In this work, the surface heterogeneity in mechanical compressive strain of cancellous bone was investigated with digital image correlation (DIC). Moreover, the onset and progression of failure was studied by acoustic emission (AE). Cubic cancellous bone specimens, with side of 15 mm, were obtained from bovine femur and kept frozen at −20°C until testing. Specimen strain was analyzed by measuring the change of distance between the platens (crosshead) and via an optical method, by following the strain evolution with a camera. Simultaneously, AE monitoring was performed. The experiments showed that compressive Young's modulus determined by crosshead strain is underestimated at 23% in comparison to optically determined strain. However, surface strain fields defined by DIC displayed steep strain gradients, which can be attributed to cancellous bone porosity and inhomogeneity. The cumulative number of events for the total AE activity recorded from the sensors showed that the activity started at a mean load level of 36% of the maximum load and indicated the initiation of micro-cracking phenomena. Further experiments, determining 3D strain with μCT apart from surface strain, are necessary to clarify the issue of strain inhomogeneity in cancellous bone.

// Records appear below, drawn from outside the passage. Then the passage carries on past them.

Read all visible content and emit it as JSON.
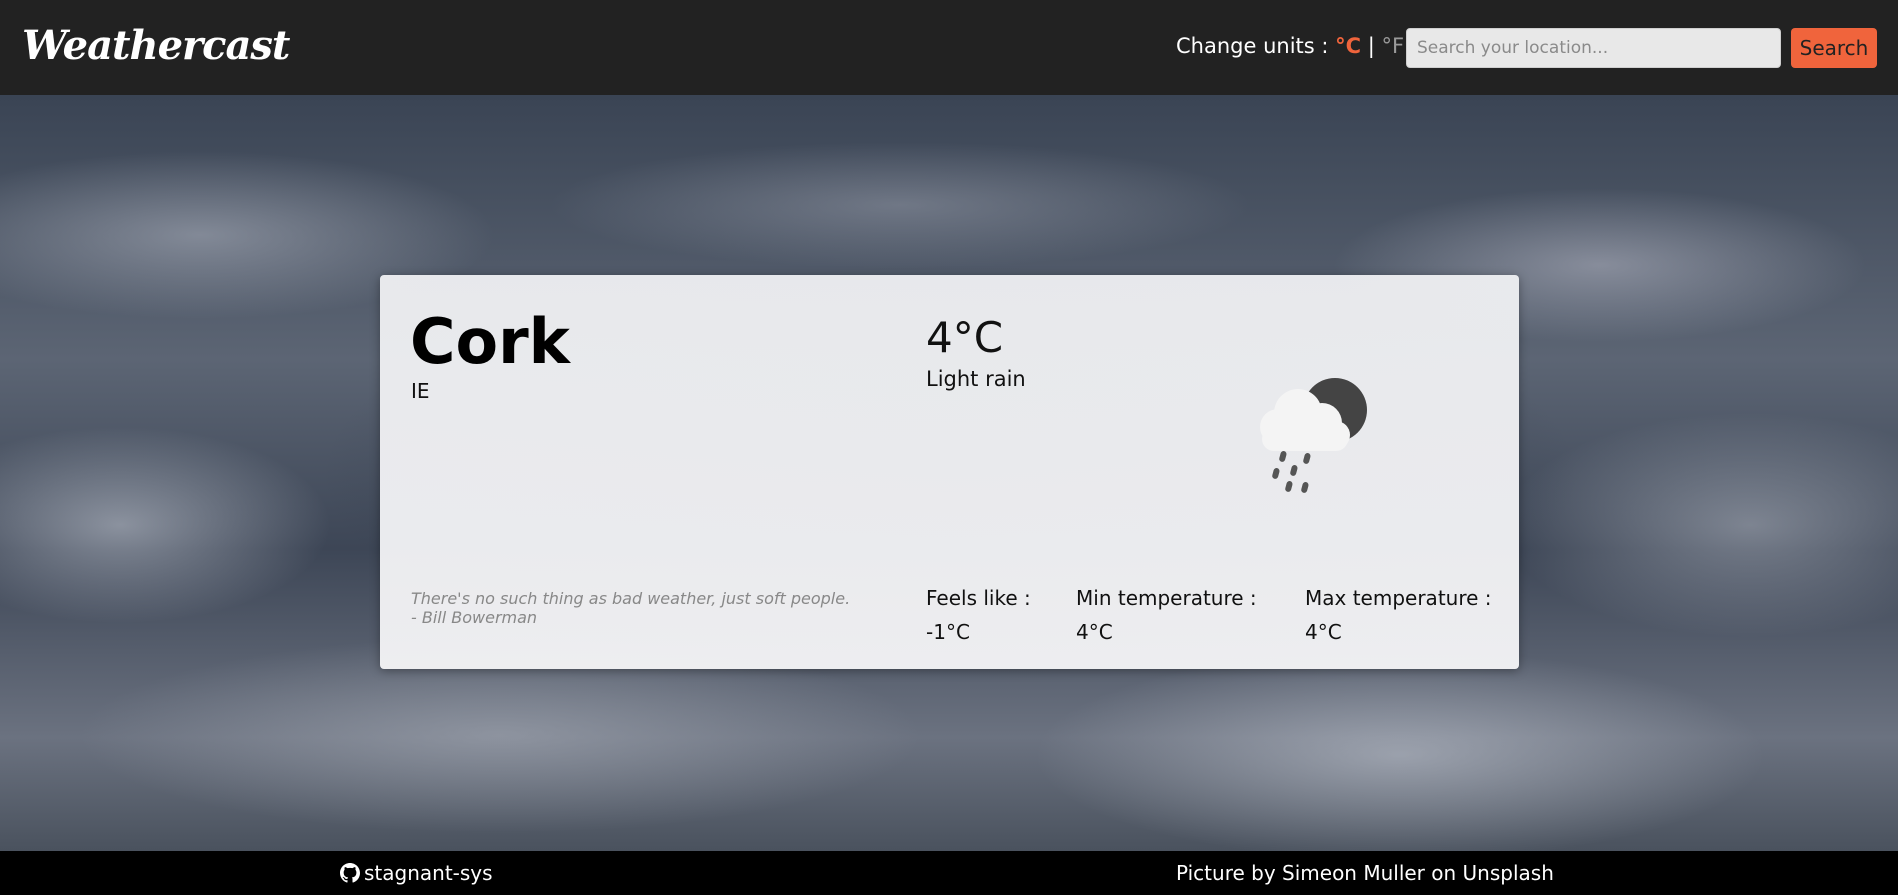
{
  "header": {
    "logo": "Weathercast",
    "units_label": "Change units :",
    "unit_c": "°C",
    "unit_sep": "|",
    "unit_f": "°F",
    "search_placeholder": "Search your location...",
    "search_button": "Search"
  },
  "weather": {
    "city": "Cork",
    "country": "IE",
    "temperature": "4°C",
    "condition": "Light rain",
    "icon": "cloud-rain-moon-icon",
    "quote_line1": "There's no such thing as bad weather, just soft people.",
    "quote_line2": "- Bill Bowerman",
    "feels_like_label": "Feels like :",
    "feels_like_value": "-1°C",
    "min_label": "Min temperature :",
    "min_value": "4°C",
    "max_label": "Max temperature :",
    "max_value": "4°C"
  },
  "footer": {
    "github_icon": "github-icon",
    "github_user": "stagnant-sys",
    "credit": "Picture by Simeon Muller on Unsplash"
  },
  "colors": {
    "accent": "#f0643c",
    "header_bg": "#222222",
    "footer_bg": "#000000"
  }
}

A detailed investigation of the relationship between ultrasonic (US) properties and trabecular bone microstructure is difficult because of the great variability in the bone loss process. The aim of this work was twofold. First, to verify by compressive tests that the three-dimensional (3D)-printer is able to produce precisely and repeatedly “bone replica models” of different size and density. Following, replicas of the original specimens with two different polymers and thinned trabeculae models were used to investigate US properties (speed of sound, SOS, and backscatter coefficient), aiming to deconvolute the influence of material properties on ultrasound characteristics. The results revealed that matrix material properties influence only the magnitude of the backscatter coefficient, whereas the characteristic undulated patterns are related to the trabecular structure. Simulation of perforation and thinning of cancellous bone, associated with bone loss, showed that SOS and mechanical properties were reduced perfectly linearly with apparent density when structure deteriorated. The 3D-printed bone replicas have the potential to enable systematic investigations of the influence of structure on both acoustical and mechanical properties and evaluate changes caused by bone loss. The development of replicas from materials with properties close to those of bone will permit quantitative conclusions for trabecular bone.
scite is a Brooklyn-based organization that helps researchers better discover and understand research articles through Smart Citations–citations that display the context of the citation and describe whether the article provides supporting or contrasting evidence. scite is used by students and researchers from around the world and is funded in part by the National Science Foundation and the National Institute on Drug Abuse of the National Institutes of Health.
334 Leonard St
Brooklyn, NY 11211
Copyright © 2023 scite LLC. All rights reserved.
Made with 💙 for researchers
Part of the Research Solutions Family.